Helping kids with autism overcome ‘Invisible Battles’

KINGSTON, LUZERNE COUNTY (WBRE/WYOU) — It’s well-documented how the pandemic has had a negative psychological and mental health impact on young people. That impact is even worse for children and adolescents living with autism.

As part of a joint reporting project with the Times Leader called Invisible Battles, Eyewitness News looks at the struggle, and the work being done to undo the damage.

Step inside a classroom transformed into a rain forest at The Graham Academy, a special education school for students with autism and behavioral challenges.

These students come from 30 different school districts.
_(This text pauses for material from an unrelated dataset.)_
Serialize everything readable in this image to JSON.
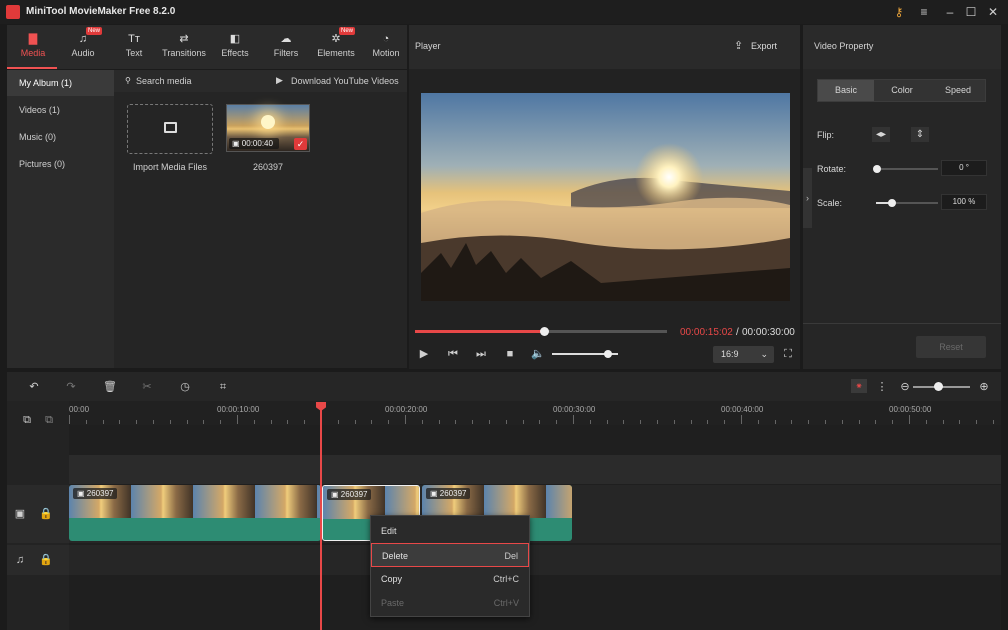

The school, founded in 2008, considers its curriculum a journey of discovery.

But part of that journey of discovery, social and emotional engagement, was sidelined for six months in 2020.
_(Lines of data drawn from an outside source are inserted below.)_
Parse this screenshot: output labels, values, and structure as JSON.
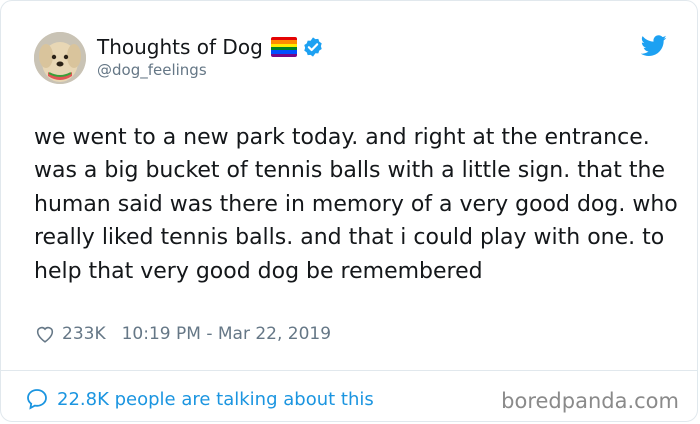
{
  "author": {
    "display_name": "Thoughts of Dog",
    "handle": "@dog_feelings",
    "avatar_icon": "dog-avatar-icon",
    "badges": [
      "rainbow-flag-icon",
      "verified-badge-icon"
    ]
  },
  "tweet": {
    "text": "we went to a new park today. and right at the entrance. was a big bucket of tennis balls with a little sign. that the human said was there in memory of a very good dog. who really liked tennis balls. and that i could play with one. to help that very good dog be remembered",
    "likes": "233K",
    "timestamp": "10:19 PM - Mar 22, 2019"
  },
  "footer": {
    "conversation_label": "22.8K people are talking about this"
  },
  "watermark": "boredpanda.com",
  "colors": {
    "twitter_blue": "#1da1f2",
    "link_blue": "#1b95e0",
    "muted_gray": "#657786",
    "text_dark": "#14171a"
  }
}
“When they were confined to the home setting, a lot of those skills that we work very diligently on were lost,” said Carol McGrane, Program Director at The Graham Academy.

“That’s a huge price to pay,” responded Reporter Mark Hiller.

“It’s a huge price to pay,” said McGrane.

Huge because it detrimentally impacted their mental health. According to research, 70% of people with autism have a mental health condition such as anxiety, depression, and attention deficit hyperactivity disorder (ADHD).

McGrane says it took a long time to get students who regressed to be able to communicate and share interactions once again with other students and adults. Some are still struggling.

“More of our higher functional students, they are more into video games and television and they have lost the social skill and cue of being able to get along with their peers,” said McGrane.

“They’re coming to the table, socializing, getting some enjoyment out of getting to know each other,” said Jason Davenport, Program Supervisor at The Graham Academy.

Davenport says he meets with classes to help them be successful. If a student is experiencing challenges, Davenport says that meeting becomes one-on-one.

“You’ve got some who are more extroverted, some more introverted, you know some that cope different ways. You know, that’s, it is, it’s very much an individual thing because the child is going to process in the way they need to,” said Davenport.